The following is the text of remarks by Walter LaFeber, the Marie Underhill Noll Professor of American History, on Sept. 14, 2011, the National Day of Prayer and Remembrance, at Cornell University:
These past days of remembrance and prayer have, tragically but necessarily, been interrupted by constant declarations that we are now in a new war - the first war, as it is being called, of the 21st century. We as a people, as well as a government, should on this day of remembrance, remember why this war will be fought. We should remember, as well as mortals are able, why thousands have already died in this war, and why many more will lose their lives in the immediate future because of this war.
We remember, when we must, that the United States is the world's most powerful nation: militarily strong while others feel defenseless; rich, while others are poor; often culturally dominant, while others fear the loss of their ancient traditions. We should remember from the study of a long history that these disparities will inevitably change. If we are fortunate, wise, and remember, we will help guide that change, rather than having changes imposed on us. We remember that Founders of this country rightly warned that a republic cannot be both ignorant and free. Two hundred years later, in a time of instant mass communication and disappearing borders, we remember that this insight means that we cannot be both ignorant of other peoples and remain free; that we cannot be intolerant of great cultures and races with which we share a shrinking planet and remain free; and that we cannot surrender centuries-old constitutional principles, especially in checks on each branch of government, and remain free.
Not for the first time in the lives of many of us here, we are told that this must be a new kind of war, because we are now in a new world. In many important ways, we are in a new world. We who can, or who have studied the history, remember that we were in a new world with the end of the Cold War in 1991, and so were we in a new world with the instant deaths of 140,000 people at the dawn of the atomic age in 1945. But in this new world of 2001, we remember that certain fundamentals, tested over time, must remain, so they can provide the guideposts, and the protection, that each of us requires in a new world. And we remember, above all, that these fundamentals are the precise reasons why we are fighting this new war. We remember that every American community, but especially the university and the government, has had the sacred responsibility to reveal, to protect, yet to continue to test those fundamentals of our freedom.

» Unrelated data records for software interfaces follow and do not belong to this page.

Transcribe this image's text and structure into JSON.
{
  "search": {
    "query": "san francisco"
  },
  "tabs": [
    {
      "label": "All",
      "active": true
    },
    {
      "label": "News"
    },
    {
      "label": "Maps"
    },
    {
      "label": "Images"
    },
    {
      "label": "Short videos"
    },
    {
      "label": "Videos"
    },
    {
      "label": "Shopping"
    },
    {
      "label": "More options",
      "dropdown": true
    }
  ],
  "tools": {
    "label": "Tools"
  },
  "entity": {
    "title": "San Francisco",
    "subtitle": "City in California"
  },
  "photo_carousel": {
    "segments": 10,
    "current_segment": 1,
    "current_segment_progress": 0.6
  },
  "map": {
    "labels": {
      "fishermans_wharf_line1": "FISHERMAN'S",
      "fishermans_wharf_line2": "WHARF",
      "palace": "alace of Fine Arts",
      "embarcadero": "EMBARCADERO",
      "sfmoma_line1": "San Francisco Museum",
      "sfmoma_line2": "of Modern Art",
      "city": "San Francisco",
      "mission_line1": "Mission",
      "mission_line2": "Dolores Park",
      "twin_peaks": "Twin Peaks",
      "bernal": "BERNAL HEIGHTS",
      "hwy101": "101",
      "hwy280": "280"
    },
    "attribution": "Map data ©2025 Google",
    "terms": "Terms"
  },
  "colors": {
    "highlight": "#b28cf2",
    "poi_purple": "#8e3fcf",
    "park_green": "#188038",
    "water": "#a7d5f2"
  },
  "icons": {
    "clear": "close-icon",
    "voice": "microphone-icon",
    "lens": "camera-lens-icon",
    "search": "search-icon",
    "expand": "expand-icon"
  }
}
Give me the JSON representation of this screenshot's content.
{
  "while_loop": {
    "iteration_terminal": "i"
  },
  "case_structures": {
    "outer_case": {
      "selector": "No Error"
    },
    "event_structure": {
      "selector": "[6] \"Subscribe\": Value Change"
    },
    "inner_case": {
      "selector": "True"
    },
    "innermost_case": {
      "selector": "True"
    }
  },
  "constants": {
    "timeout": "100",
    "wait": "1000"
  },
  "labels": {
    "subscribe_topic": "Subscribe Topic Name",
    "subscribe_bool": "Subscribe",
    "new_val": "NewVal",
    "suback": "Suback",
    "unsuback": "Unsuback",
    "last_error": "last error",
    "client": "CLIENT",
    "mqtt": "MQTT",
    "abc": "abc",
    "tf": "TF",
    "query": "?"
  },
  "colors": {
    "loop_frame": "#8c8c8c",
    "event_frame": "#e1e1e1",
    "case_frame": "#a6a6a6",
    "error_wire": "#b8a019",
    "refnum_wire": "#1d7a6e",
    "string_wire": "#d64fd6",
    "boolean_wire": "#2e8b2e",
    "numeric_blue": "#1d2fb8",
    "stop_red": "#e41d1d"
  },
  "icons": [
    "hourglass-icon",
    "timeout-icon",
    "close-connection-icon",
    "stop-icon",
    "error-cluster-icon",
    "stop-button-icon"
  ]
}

As we mourn the victims of the September 11th tragedies, we can fall too easily and unconsciously into grieving as well for the passing of a certain American innocence and supposed security. We must therefore always mourn these victims of the new war - and we must remember them, not least because they warn us that innocence, and ignorance of others, have no place in the new world where technology makes these others our neighbors; and because we remember that their deaths will have been in vain if they result in a war, which will necessarily be long and costly, in which we do not remember the fundamental values of our individual rights, and our individual obligations to a larger community, for which we fight this new war, for which so many have died, and for which others will give their lives.